You say your goal is to provide consulting services to law firms, and eventually other types of service firms, in emerging markets (Latin America, Africa and elsewhere) “which are seeking to develop Business Development and Marketing departments.” Hmmmm, first of all, I don’t fully understand that. If you can cite some actual businesses which  do that, be sure to name them, that can really make a difference.  I do understand what being a marketing consultant to a law firm is, or a service firm.

And I suppose there are business development consultants as well as marketing consultants, or are they the same thing?  What may be confusing me is the scattered nature of your goals which also focus law and service firms and also in such geographies as Latin America and Africa. There is lots of “this or that” and “this and that” in your story. Just try to locate actual exemplars of what firms you are talking about and cite them. That will make your life way easier.

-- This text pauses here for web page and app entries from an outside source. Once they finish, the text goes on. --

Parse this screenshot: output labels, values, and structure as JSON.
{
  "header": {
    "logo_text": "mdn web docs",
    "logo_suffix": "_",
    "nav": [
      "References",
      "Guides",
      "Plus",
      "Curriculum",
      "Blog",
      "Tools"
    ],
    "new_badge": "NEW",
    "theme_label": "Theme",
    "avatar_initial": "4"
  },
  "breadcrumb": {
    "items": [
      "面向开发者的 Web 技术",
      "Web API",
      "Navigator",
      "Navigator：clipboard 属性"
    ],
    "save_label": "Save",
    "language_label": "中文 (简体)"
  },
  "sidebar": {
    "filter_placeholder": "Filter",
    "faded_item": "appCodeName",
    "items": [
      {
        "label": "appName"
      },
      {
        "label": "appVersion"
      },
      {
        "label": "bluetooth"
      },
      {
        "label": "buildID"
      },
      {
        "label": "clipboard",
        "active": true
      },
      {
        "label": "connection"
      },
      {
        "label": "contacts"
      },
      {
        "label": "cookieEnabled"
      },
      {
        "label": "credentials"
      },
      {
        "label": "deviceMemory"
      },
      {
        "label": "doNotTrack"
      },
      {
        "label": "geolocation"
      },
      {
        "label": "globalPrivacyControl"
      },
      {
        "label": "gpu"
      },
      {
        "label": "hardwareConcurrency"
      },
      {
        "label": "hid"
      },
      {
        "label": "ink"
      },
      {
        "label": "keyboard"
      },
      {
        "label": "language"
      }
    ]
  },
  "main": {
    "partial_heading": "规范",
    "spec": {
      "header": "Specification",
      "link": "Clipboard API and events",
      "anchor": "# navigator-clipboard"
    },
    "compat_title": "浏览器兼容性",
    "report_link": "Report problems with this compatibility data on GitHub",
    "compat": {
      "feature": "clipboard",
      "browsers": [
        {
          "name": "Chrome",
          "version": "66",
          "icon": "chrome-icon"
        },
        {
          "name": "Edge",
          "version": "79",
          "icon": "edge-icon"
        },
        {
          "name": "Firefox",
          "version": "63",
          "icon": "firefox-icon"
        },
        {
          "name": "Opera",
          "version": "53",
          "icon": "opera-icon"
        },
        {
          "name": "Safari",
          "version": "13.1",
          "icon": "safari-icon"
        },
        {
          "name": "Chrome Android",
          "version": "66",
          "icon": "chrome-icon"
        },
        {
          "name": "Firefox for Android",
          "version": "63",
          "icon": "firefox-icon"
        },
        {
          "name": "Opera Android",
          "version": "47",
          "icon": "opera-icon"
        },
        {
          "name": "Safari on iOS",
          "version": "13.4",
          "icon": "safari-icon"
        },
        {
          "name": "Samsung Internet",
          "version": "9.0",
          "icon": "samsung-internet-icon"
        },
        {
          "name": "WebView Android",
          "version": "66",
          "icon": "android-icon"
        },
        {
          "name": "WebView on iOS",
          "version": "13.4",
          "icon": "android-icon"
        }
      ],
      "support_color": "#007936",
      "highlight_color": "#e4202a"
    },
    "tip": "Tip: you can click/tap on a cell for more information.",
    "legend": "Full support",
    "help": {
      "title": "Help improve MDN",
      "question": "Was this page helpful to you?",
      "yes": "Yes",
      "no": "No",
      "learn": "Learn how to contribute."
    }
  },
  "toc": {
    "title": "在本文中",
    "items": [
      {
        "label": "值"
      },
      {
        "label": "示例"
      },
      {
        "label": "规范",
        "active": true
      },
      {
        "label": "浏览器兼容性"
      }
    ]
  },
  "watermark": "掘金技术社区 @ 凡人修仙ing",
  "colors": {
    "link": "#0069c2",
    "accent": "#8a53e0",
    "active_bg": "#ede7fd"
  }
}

And say you want to become a leader in such a firm. Saying you want to “start” a firm just adds another high-risk element to your story and resume which already is full of potential oddments and question marks. You need to convince these schools you have a clear idea of what job you can get, that an MBA from them will help you get it, and that such jobs actually exist and this is not just pie in the sky.

In your current positioning, you just sound burned out and desperate and trying to hook your wagon onto some new shooting star. The idea of going to school in Europe confirms that. The one strength of your current story is your contacts with international law firms in what sounds like New York City.

Why give that up? Those international law firms may be, ahem, international, but the kind of services you want to provide are usually run from HQ in the USA. Often that means New York.  Don’t plan on saying you want to move, and if I may be so bold, don’t move period. Yes, given your Latin roots, you could work in Spanish speaking countries, but law firms are in-grown and so is the marketing business in most cities. Go to school in the USA. I just don’t see this story at Oxford or Cambridge or HEC or Insead. If I am totally off base here, I will  be  happy to be bitch slapped into sense by someone who knows more about what a fertile field law firm business development is in Europe and Latin America.

If you get that 700 GMAT — and that would really help anchor this story — that and your long-ago 3.5 from Syracuse, and being a woman from Puerto Rico could make you attractive at places like Duke, Darden, Michigan, Cornell, maybe UCLA. Oddly, NYU is a great choice for you because you could stay in New York and hustle work your second year, although I have a feeling that idea does not excite you because it is not escapist enough. What all those schools will want to see is some clarified account of your past nine years and a really clear goal, one which is possible and will not leave you unemployed or on Kickstarter in two years after you graduate.

Euro schools might go for the exotic elements of your story, especially if you get that 700 GMAT since your stats will be in-line.

You began this by saying, “Hola Sandy, any chance you can assess my chances? I’m not afraid to cry.”  I don’t want you to cry. Stay in the USA-unless you are rich or have lots of connections in Europe. You should also look into EMBA programs. That is, on the facts, where you belong, and an EMBA done while you are still working, could save you big bucks. I got an idea, though, that you are not looking for an EMBA, but a lottery ticket on changing your life. Here is some tough love.  An EMBA could do that, although it would be “p0und and ground,” as they say on the wrestling shows.

About The Author

John A. Byrne is the founder and editor-in-chief of C-Change Media, publishers of Poets&Quants and four other higher education websites. He has authored or co-authored more than ten books, including two New York Times bestsellers. John is the former executive editor of Businessweek, editor-in-chief of Businessweek. com, editor-in-chief of Fast Company, and the creator of the first regularly published rankings of business schools. As the co-founder of CentreCourt MBA Festivals, he hopes to meet you at the next MBA event in-person or online.